Individuals battling insomnia may be missing brain matter, not just losing out on sleep.
With the help of brain imaging, researchers have linked chronic insomnia to lower gray matter density in areas that regulate the brain's ability to make decisions and to rest, reports Discovery News.
"The findings predict that chronic insomnia sufferers may have compromised capacities to evaluate the affective value of stimuli," said Ellemarijie Altena, lead author of the study from the Netherlands Institute for Neuroscience. "This could have consequences for other cognitive processes, notably decision-making."
The study has been published in Biological Psychiatry.
To reach the conclusion, boffins compared the white and gray matter volumes of 24 older, chronic insomnia patients to 13 normal sleepers, and controlled for physical and psychiatric disorders that could also alter brain densities.
Severe insomniacs exhibited the most extensive density loss, regardless of how long they had suffered from the disorder.

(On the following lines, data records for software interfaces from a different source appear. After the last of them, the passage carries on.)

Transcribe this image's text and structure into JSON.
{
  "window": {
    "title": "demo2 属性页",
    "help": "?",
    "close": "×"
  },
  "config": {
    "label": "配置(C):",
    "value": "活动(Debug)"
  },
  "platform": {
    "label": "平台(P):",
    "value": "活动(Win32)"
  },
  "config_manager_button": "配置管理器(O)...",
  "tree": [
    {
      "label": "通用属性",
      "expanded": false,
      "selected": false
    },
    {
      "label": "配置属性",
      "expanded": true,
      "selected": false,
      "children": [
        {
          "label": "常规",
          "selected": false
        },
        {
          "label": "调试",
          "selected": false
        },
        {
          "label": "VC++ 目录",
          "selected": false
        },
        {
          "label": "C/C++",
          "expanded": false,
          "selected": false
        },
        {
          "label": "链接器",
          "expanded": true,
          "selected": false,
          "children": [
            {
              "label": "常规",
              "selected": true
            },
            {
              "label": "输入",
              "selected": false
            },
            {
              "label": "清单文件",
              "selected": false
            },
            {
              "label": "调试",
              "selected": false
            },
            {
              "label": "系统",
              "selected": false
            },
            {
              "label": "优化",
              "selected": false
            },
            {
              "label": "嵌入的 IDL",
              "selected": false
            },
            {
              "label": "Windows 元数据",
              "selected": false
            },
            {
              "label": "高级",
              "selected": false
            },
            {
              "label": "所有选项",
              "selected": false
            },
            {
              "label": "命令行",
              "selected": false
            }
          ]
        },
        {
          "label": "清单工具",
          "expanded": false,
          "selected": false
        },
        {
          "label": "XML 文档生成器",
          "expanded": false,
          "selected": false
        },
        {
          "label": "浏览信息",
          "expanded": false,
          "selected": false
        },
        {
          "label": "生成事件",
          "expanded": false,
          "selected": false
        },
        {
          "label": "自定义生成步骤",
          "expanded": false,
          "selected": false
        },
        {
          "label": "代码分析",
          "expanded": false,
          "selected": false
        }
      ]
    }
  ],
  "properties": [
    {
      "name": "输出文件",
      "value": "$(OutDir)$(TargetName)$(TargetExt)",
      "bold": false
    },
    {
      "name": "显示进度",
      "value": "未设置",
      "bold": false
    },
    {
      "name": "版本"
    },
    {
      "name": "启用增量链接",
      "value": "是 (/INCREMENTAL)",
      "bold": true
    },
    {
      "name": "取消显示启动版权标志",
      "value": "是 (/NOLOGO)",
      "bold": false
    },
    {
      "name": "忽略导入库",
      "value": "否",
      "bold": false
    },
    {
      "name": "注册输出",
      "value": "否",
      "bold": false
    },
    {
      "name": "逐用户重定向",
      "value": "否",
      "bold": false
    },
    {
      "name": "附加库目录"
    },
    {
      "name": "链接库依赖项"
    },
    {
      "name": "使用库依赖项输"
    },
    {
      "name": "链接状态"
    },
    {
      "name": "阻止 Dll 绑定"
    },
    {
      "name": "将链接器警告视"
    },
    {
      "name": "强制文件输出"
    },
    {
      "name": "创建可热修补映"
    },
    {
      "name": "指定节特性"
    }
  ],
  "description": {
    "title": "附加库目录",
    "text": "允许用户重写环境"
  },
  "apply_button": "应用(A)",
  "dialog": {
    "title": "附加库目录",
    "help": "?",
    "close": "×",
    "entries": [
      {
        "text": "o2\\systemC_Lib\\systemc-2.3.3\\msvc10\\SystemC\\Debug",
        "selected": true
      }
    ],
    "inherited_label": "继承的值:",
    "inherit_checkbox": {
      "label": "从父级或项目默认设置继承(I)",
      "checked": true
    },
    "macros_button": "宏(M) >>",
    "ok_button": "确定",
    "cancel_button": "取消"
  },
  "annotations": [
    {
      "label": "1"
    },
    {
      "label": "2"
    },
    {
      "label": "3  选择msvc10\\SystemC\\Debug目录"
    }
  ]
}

However, the researchers are not yet able to pin down whether sleeplessness precedes gray matter loss or the other way around.
"We can't say what comes first: the lower gray matter density or the insomnia, but (the data) suggests that a low orbitofrontal gray matter density may be a risk factor to develop insomnia," said Altena, now a research associate at the Cambridge University Department of Clinical Neurosciences. "We only investigated older people, so follow-up studies at different ages could hopefully in the future determine what comes first."